All Academic, Inc. Research Logo

Info/CitationFAQResearchAll Academic Inc.
Document

Authoritative Parenting and Drug-Prevention Practices: Implications for Anti-Drug Ads for Parents
Unformatted Document Text:  Drug Prevention Practices 20 conversations. If such discussions are perceived as difficult by parents, and if these discussions are indeed more fleeting and occur in passing moments, then it should be no surprise that subjective norms and not attitudes are the stronger influence on behavioral intentions to engage in talk about drugs with children. It appears, however, that parents may be making a more concerted effort to engage in parent-child communication about drugs. The Partnership for a Drug-Free America (2000) reported that more than half (57%) of the 800 parents in the attitude tracking study claimed to speak with their child about drugs at least four times in 1999, a sizable increase from 44% in 1998. Additionally, Hornik and colleagues (2001) reported that 77% of parents reported talking to their 9- to 18-year old about drugs at least twice over the previous year. As might be expected, parents reported higher estimates than their children by about 20-percentage points regarding the amount of parent-child communication that had occurred. Such reports are generally more consistent with Miller (in press) who found that 43% of the 67 adolescents (average age was 13) she interviewed recalled any communication with their parents about alcohol, tobacco, or other drugs with their parents. Our data in this study cannot address the inconsistencies regarding the number of parents talking with their children about drugs. However, our data do suggest that parent-child discussions are more likely the result of an expectation from important others for these discussions to occur. Additionally, intentions to have parent-child discussions are not limited to only high authoritative parents. Regardless of how they happen, it is clear that parent-child communication buffers the psychosocial risk factors associated with adolescent substance use, such as delinquency, unconventionality, impulsivity, or rebelliousness (Newcomb & Earleywine,

Authors: Stephenson, Michael., Atkinson, Joshua., Tschida, David. and Quick, Brian.
first   previous   Page 20 of 36   next   last



background image
Drug Prevention Practices 20

conversations. If such discussions are perceived as difficult by parents, and if these discussions
are indeed more fleeting and occur in passing moments, then it should be no surprise that
subjective norms and not attitudes are the stronger influence on behavioral intentions to engage
in talk about drugs with children.
It appears, however, that parents may be making a more concerted effort to engage in
parent-child communication about drugs. The Partnership for a Drug-Free America (2000)
reported that more than half (57%) of the 800 parents in the attitude tracking study claimed to
speak with their child about drugs at least four times in 1999, a sizable increase from 44% in
1998. Additionally, Hornik and colleagues (2001) reported that 77% of parents reported talking
to their 9- to 18-year old about drugs at least twice over the previous year. As might be expected,
parents reported higher estimates than their children by about 20-percentage points regarding the
amount of parent-child communication that had occurred. Such reports are generally more
consistent with Miller (in press) who found that 43% of the 67 adolescents (average age was 13)
she interviewed recalled any communication with their parents about alcohol, tobacco, or other
drugs with their parents.
Our data in this study cannot address the inconsistencies regarding the number of parents
talking with their children about drugs. However, our data do suggest that parent-child
discussions are more likely the result of an expectation from important others for these
discussions to occur. Additionally, intentions to have parent-child discussions are not limited to
only high authoritative parents. Regardless of how they happen, it is clear that parent-child
communication buffers the psychosocial risk factors associated with adolescent substance use,
such as delinquency, unconventionality, impulsivity, or rebelliousness (Newcomb & Earleywine,

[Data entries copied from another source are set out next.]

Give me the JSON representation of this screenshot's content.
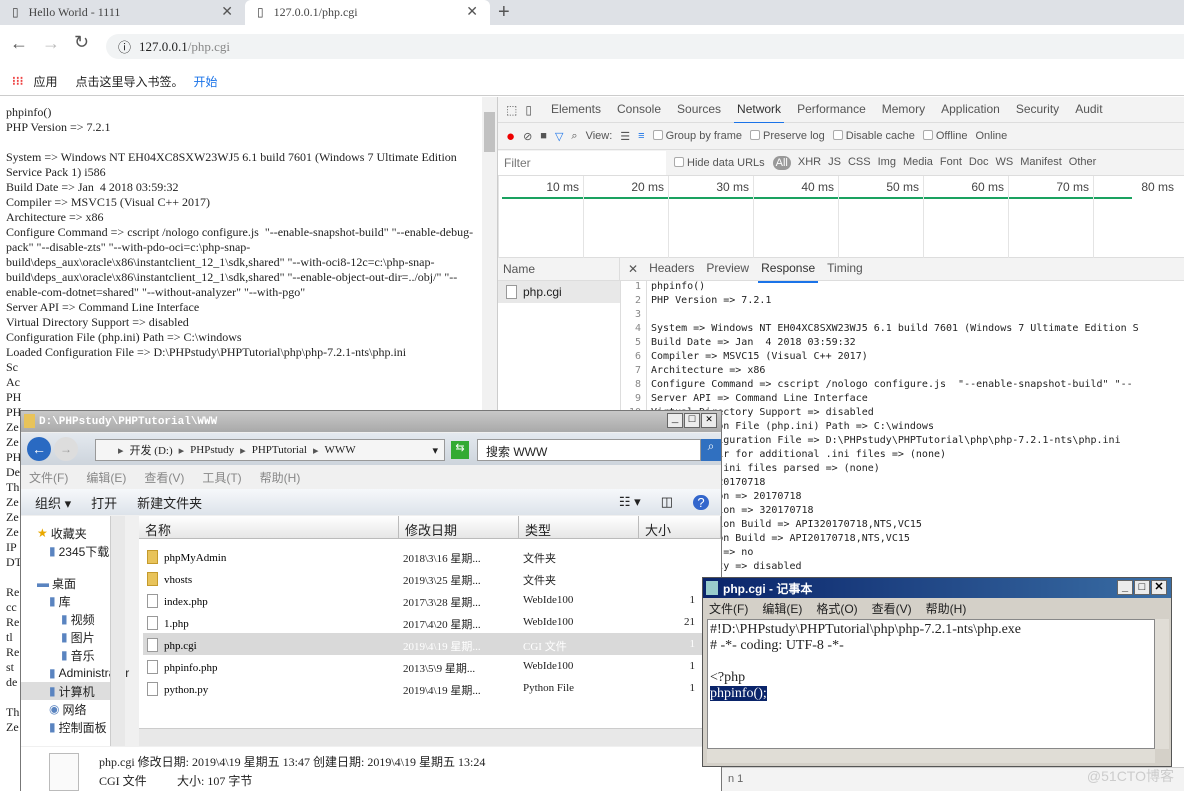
{
  "browser": {
    "tabs": [
      {
        "title": "Hello World - 1111",
        "active": false
      },
      {
        "title": "127.0.0.1/php.cgi",
        "active": true
      }
    ],
    "url_host": "127.0.0.1",
    "url_path": "/php.cgi",
    "bookmarks": {
      "apps": "应用",
      "import": "点击这里导入书签。",
      "start": "开始"
    }
  },
  "page_lines": [
    "phpinfo()",
    "PHP Version => 7.2.1",
    "",
    "System => Windows NT EH04XC8SXW23WJ5 6.1 build 7601 (Windows 7 Ultimate Edition Service Pack 1) i586",
    "Build Date => Jan  4 2018 03:59:32",
    "Compiler => MSVC15 (Visual C++ 2017)",
    "Architecture => x86",
    "Configure Command => cscript /nologo configure.js  \"--enable-snapshot-build\" \"--enable-debug-pack\" \"--disable-zts\" \"--with-pdo-oci=c:\\php-snap-build\\deps_aux\\oracle\\x86\\instantclient_12_1\\sdk,shared\" \"--with-oci8-12c=c:\\php-snap-build\\deps_aux\\oracle\\x86\\instantclient_12_1\\sdk,shared\" \"--enable-object-out-dir=../obj/\" \"--enable-com-dotnet=shared\" \"--without-analyzer\" \"--with-pgo\"",
    "Server API => Command Line Interface",
    "Virtual Directory Support => disabled",
    "Configuration File (php.ini) Path => C:\\windows",
    "Loaded Configuration File => D:\\PHPstudy\\PHPTutorial\\php\\php-7.2.1-nts\\php.ini",
    "Sc",
    "Ac",
    "PH",
    "PH",
    "Ze",
    "Ze",
    "PH",
    "De",
    "Th",
    "Ze",
    "Ze",
    "Ze",
    "IP",
    "DT",
    "",
    "Re",
    "cc",
    "Re",
    "tl",
    "Re",
    "st",
    "de",
    "",
    "Th",
    "Ze"
  ],
  "devtools": {
    "tabs": [
      "Elements",
      "Console",
      "Sources",
      "Network",
      "Performance",
      "Memory",
      "Application",
      "Security",
      "Audit"
    ],
    "active_tab": "Network",
    "toolbar": {
      "view": "View:",
      "group": "Group by frame",
      "preserve": "Preserve log",
      "disable_cache": "Disable cache",
      "offline": "Offline",
      "online": "Online"
    },
    "filter_placeholder": "Filter",
    "hide_data": "Hide data URLs",
    "types": [
      "All",
      "XHR",
      "JS",
      "CSS",
      "Img",
      "Media",
      "Font",
      "Doc",
      "WS",
      "Manifest",
      "Other"
    ],
    "ticks": [
      "10 ms",
      "20 ms",
      "30 ms",
      "40 ms",
      "50 ms",
      "60 ms",
      "70 ms",
      "80 ms"
    ],
    "name_header": "Name",
    "request": "php.cgi",
    "panel_tabs": [
      "Headers",
      "Preview",
      "Response",
      "Timing"
    ],
    "active_panel": "Response",
    "response_lines": [
      "phpinfo()",
      "PHP Version => 7.2.1",
      "",
      "System => Windows NT EH04XC8SXW23WJ5 6.1 build 7601 (Windows 7 Ultimate Edition S",
      "Build Date => Jan  4 2018 03:59:32",
      "Compiler => MSVC15 (Visual C++ 2017)",
      "Architecture => x86",
      "Configure Command => cscript /nologo configure.js  \"--enable-snapshot-build\" \"--",
      "Server API => Command Line Interface",
      "Virtual Directory Support => disabled",
      "Configuration File (php.ini) Path => C:\\windows",
      "Loaded Configuration File => D:\\PHPstudy\\PHPTutorial\\php\\php-7.2.1-nts\\php.ini",
      "Scan this dir for additional .ini files => (none)",
      "Additional .ini files parsed => (none)",
      "PHP API => 20170718",
      "PHP Extension => 20170718",
      "Zend Extension => 320170718",
      "Zend Extension Build => API320170718,NTS,VC15",
      "PHP Extension Build => API20170718,NTS,VC15",
      "Debug Build => no",
      "Thread Safety => disabled"
    ],
    "status": "n 1"
  },
  "explorer": {
    "title": "D:\\PHPstudy\\PHPTutorial\\WWW",
    "crumbs": [
      "开发 (D:)",
      "PHPstudy",
      "PHPTutorial",
      "WWW"
    ],
    "search": "搜索 WWW",
    "menu": [
      "文件(F)",
      "编辑(E)",
      "查看(V)",
      "工具(T)",
      "帮助(H)"
    ],
    "toolbar": [
      "组织 ▾",
      "打开",
      "新建文件夹"
    ],
    "nav": [
      "收藏夹",
      "2345下载",
      "桌面",
      "库",
      "视频",
      "图片",
      "音乐",
      "Administrator",
      "计算机",
      "网络",
      "控制面板"
    ],
    "columns": [
      "名称",
      "修改日期",
      "类型",
      "大小"
    ],
    "files": [
      {
        "name": "phpMyAdmin",
        "date": "2018\\3\\16 星期...",
        "type": "文件夹",
        "size": "",
        "folder": true
      },
      {
        "name": "vhosts",
        "date": "2019\\3\\25 星期...",
        "type": "文件夹",
        "size": "",
        "folder": true
      },
      {
        "name": "index.php",
        "date": "2017\\3\\28 星期...",
        "type": "WebIde100",
        "size": "1"
      },
      {
        "name": "1.php",
        "date": "2017\\4\\20 星期...",
        "type": "WebIde100",
        "size": "21"
      },
      {
        "name": "php.cgi",
        "date": "2019\\4\\19 星期...",
        "type": "CGI 文件",
        "size": "1",
        "selected": true
      },
      {
        "name": "phpinfo.php",
        "date": "2013\\5\\9 星期...",
        "type": "WebIde100",
        "size": "1"
      },
      {
        "name": "python.py",
        "date": "2019\\4\\19 星期...",
        "type": "Python File",
        "size": "1"
      }
    ],
    "details": {
      "line1": "php.cgi 修改日期: 2019\\4\\19 星期五 13:47 创建日期: 2019\\4\\19 星期五 13:24",
      "type": "CGI 文件",
      "size": "大小: 107 字节"
    }
  },
  "notepad": {
    "title": "php.cgi - 记事本",
    "menu": [
      "文件(F)",
      "编辑(E)",
      "格式(O)",
      "查看(V)",
      "帮助(H)"
    ],
    "lines": [
      "#!D:\\PHPstudy\\PHPTutorial\\php\\php-7.2.1-nts\\php.exe",
      "# -*- coding: UTF-8 -*-",
      "",
      "<?php"
    ],
    "selected_line": "phpinfo();"
  },
  "watermark": "@51CTO博客"
}
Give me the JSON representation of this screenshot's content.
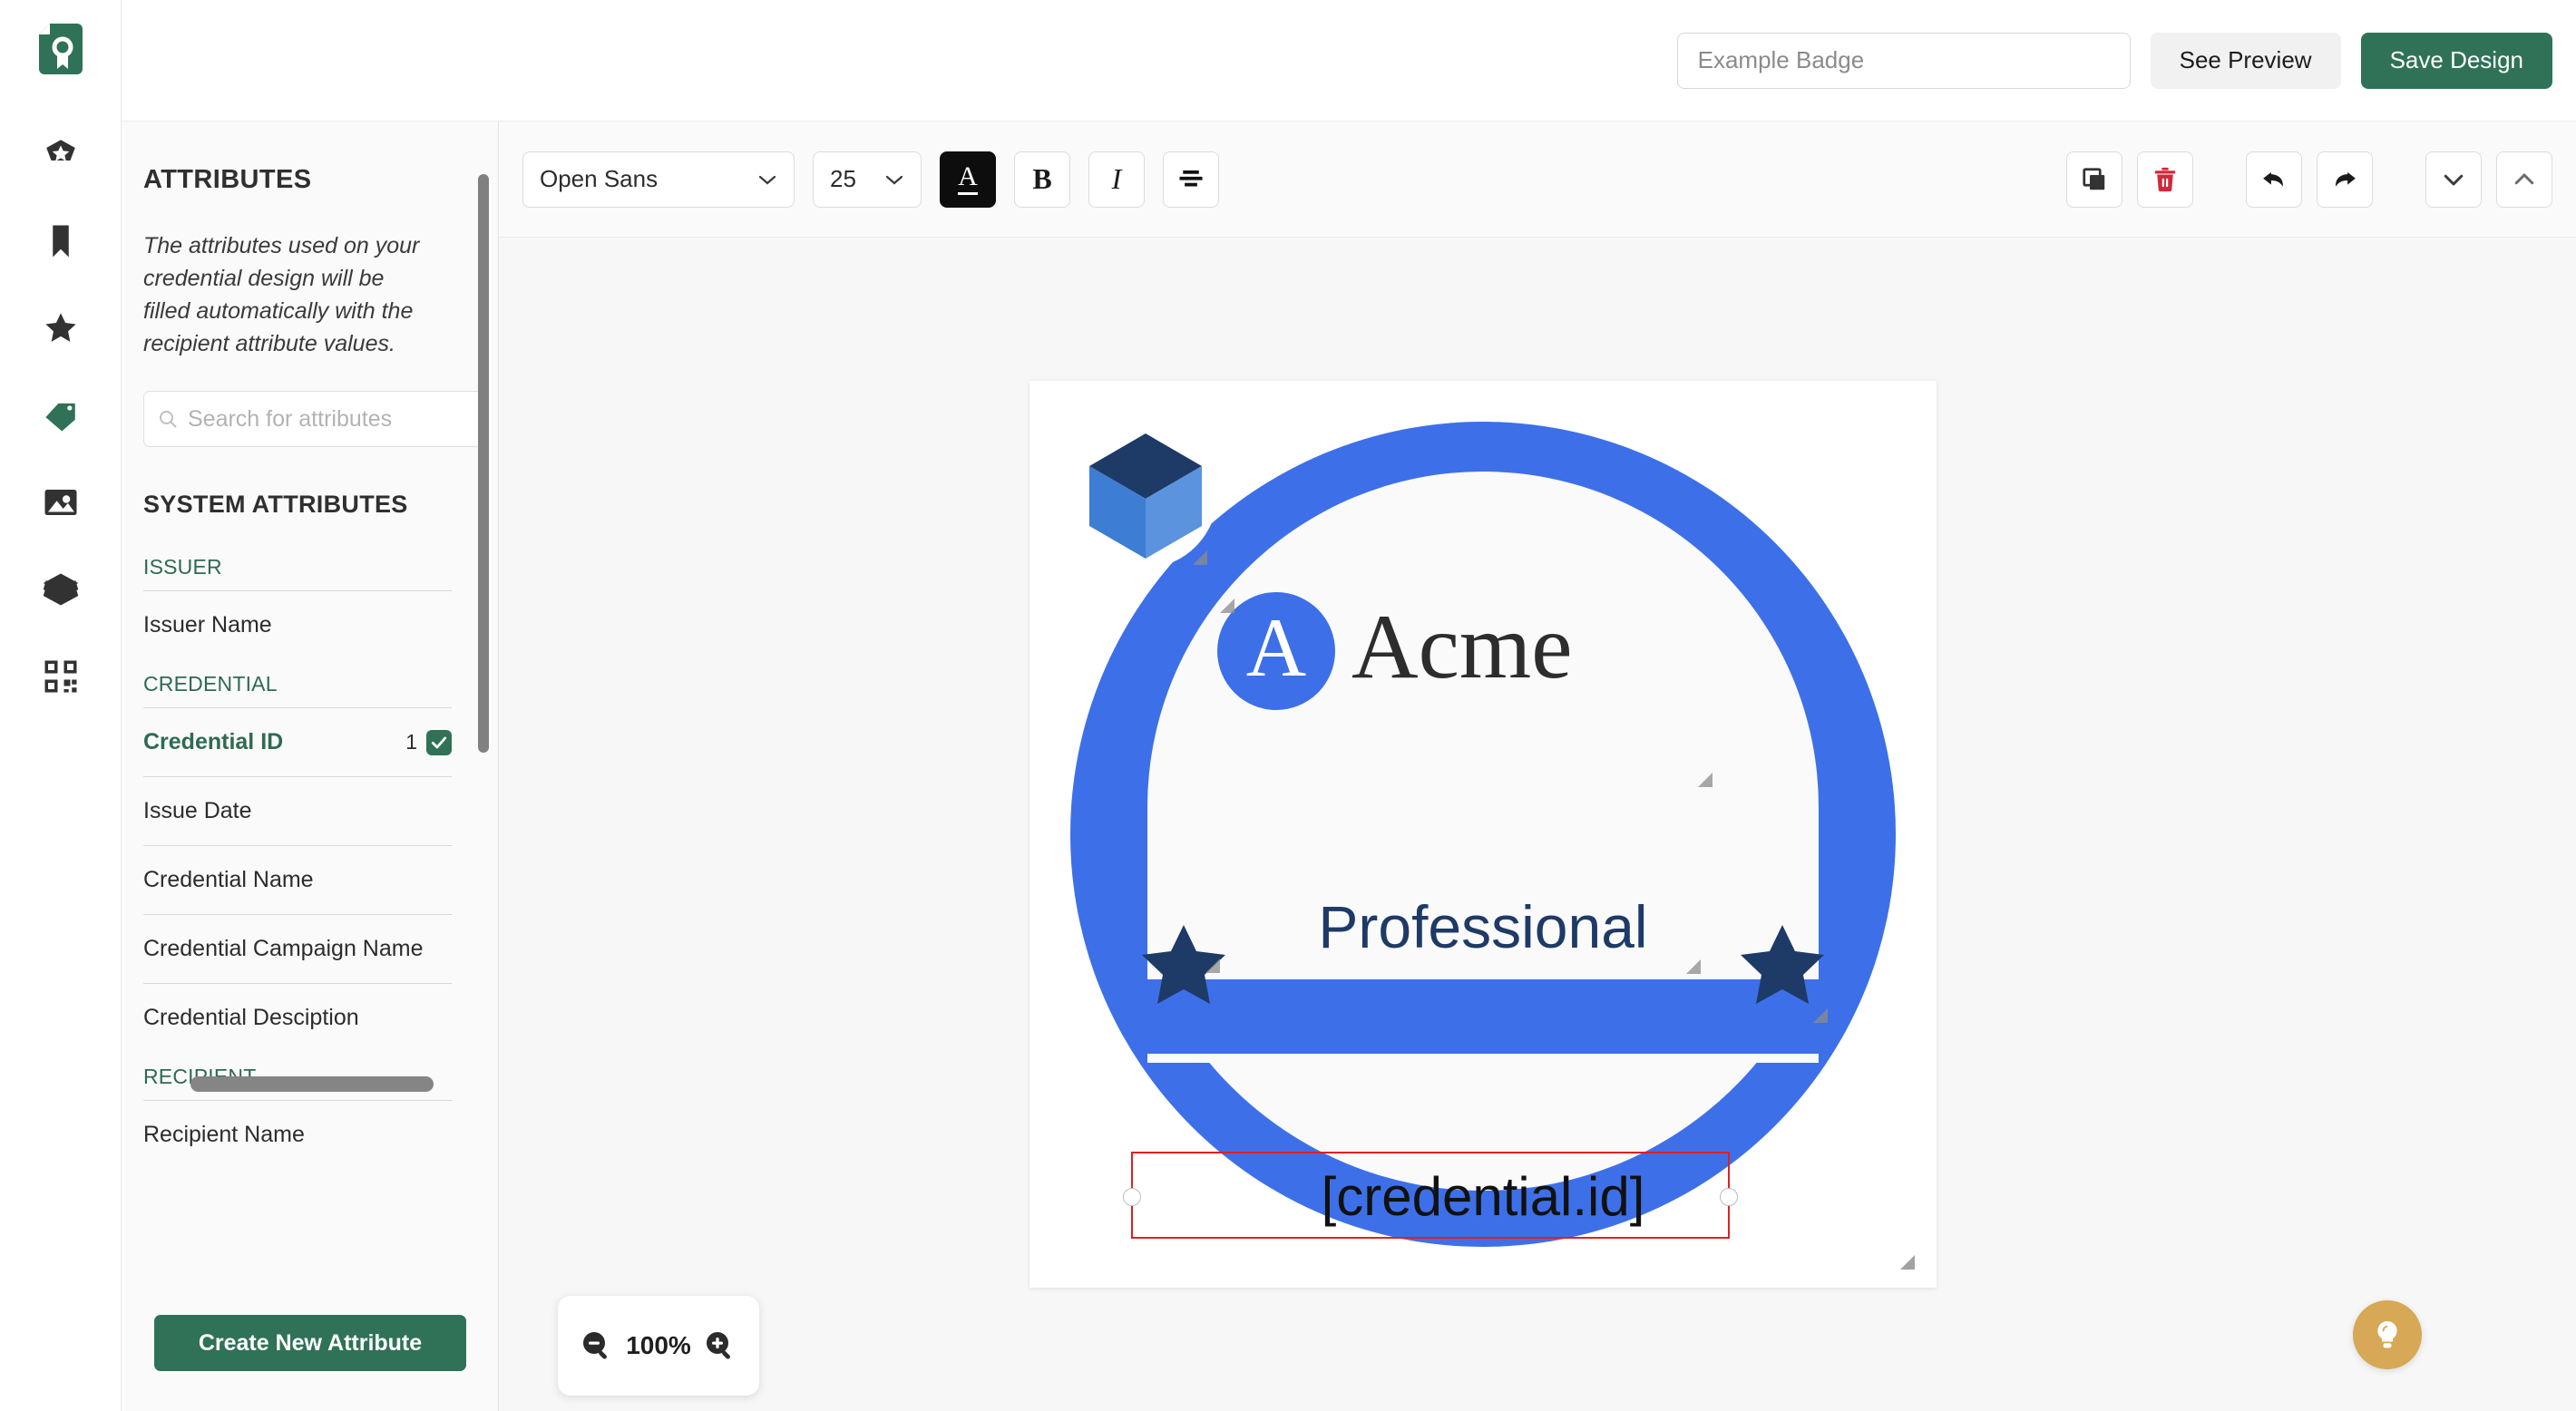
{
  "app": {
    "logo_icon": "certificate-logo-icon",
    "accent_green": "#2f7257",
    "badge_blue": "#3d70e8",
    "badge_navy": "#1e3a66",
    "danger_red": "#cf2b3c",
    "selection_red": "#e02020",
    "help_gold": "#d7a855"
  },
  "rail": {
    "items": [
      {
        "name": "sidebar-item-badges",
        "icon": "badge-star-hexagon-icon",
        "active": false
      },
      {
        "name": "sidebar-item-bookmarks",
        "icon": "bookmark-icon",
        "active": false
      },
      {
        "name": "sidebar-item-favorites",
        "icon": "star-icon",
        "active": false
      },
      {
        "name": "sidebar-item-attributes",
        "icon": "tag-icon",
        "active": true
      },
      {
        "name": "sidebar-item-images",
        "icon": "image-icon",
        "active": false
      },
      {
        "name": "sidebar-item-layers",
        "icon": "layers-icon",
        "active": false
      },
      {
        "name": "sidebar-item-qrcode",
        "icon": "qr-code-icon",
        "active": false
      }
    ]
  },
  "header": {
    "design_name_value": "",
    "design_name_placeholder": "Example Badge",
    "see_preview_label": "See Preview",
    "save_design_label": "Save Design"
  },
  "attributes_panel": {
    "title": "ATTRIBUTES",
    "description": "The attributes used on your credential design will be filled automatically with the recipient attribute values.",
    "search_placeholder": "Search for attributes",
    "search_value": "",
    "search_icon": "search-icon",
    "system_title": "SYSTEM ATTRIBUTES",
    "groups": [
      {
        "label": "ISSUER",
        "items": [
          {
            "label": "Issuer Name",
            "count": "",
            "checked": false,
            "selected": false
          }
        ]
      },
      {
        "label": "CREDENTIAL",
        "items": [
          {
            "label": "Credential ID",
            "count": "1",
            "checked": true,
            "selected": true
          },
          {
            "label": "Issue Date",
            "count": "",
            "checked": false,
            "selected": false
          },
          {
            "label": "Credential Name",
            "count": "",
            "checked": false,
            "selected": false
          },
          {
            "label": "Credential Campaign Name",
            "count": "",
            "checked": false,
            "selected": false
          },
          {
            "label": "Credential Desciption",
            "count": "",
            "checked": false,
            "selected": false
          }
        ]
      },
      {
        "label": "RECIPIENT",
        "items": [
          {
            "label": "Recipient Name",
            "count": "",
            "checked": false,
            "selected": false
          }
        ]
      }
    ],
    "create_button_label": "Create New Attribute"
  },
  "toolbar": {
    "font_family_value": "Open Sans",
    "font_size_value": "25",
    "text_color_label": "A",
    "bold_label": "B",
    "italic_label": "I",
    "align_icon": "align-center-icon",
    "duplicate_icon": "duplicate-icon",
    "delete_icon": "trash-icon",
    "undo_icon": "undo-icon",
    "redo_icon": "redo-icon",
    "send_backward_icon": "chevron-down-icon",
    "bring_forward_icon": "chevron-up-icon"
  },
  "canvas": {
    "zoom_level": "100%",
    "zoom_out_icon": "zoom-out-icon",
    "zoom_in_icon": "zoom-in-icon",
    "resize_grip_icon": "resize-grip-icon",
    "badge": {
      "cube_logo_icon": "cube-3d-icon",
      "monogram": "A",
      "issuer_name": "Acme",
      "level_text": "Professional",
      "level_star_icon": "star-icon",
      "credential_id_text": "[credential.id]"
    },
    "selected_element": {
      "name": "credential-id-text",
      "text": "[credential.id]",
      "handle_icon": "resize-handle-icon"
    }
  },
  "help": {
    "icon": "lightbulb-icon"
  }
}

Convention
All Academic Convention can solve the abstract management needs for any association's annual meeting.
Submission - Custom fields, multiple submission types, tracks, audio visual, multiple upload formats, automatic conversion to pdf.
Review - Peer Review, Bulk reviewer assignment, bulk emails, ranking, z-score statistics, and multiple worksheets!
Reports - Many standard and custom reports generated while you wait. Print programs with participant indexes, event grids, and more!
Scheduling - Flexible and convenient grid scheduling within rooms and buildings. Conflict checking and advanced filtering.
Communication - Bulk email tools to help your administrators send reminders and responses. Use form letters, a message center, and much more!
Management - Search tools, duplicate people management, editing tools, submission transfers, many tools to manage a variety of conference management headaches!
Click here for more information.

first   previous   Page 20 of 36   next   last

©2012 All Academic, Inc.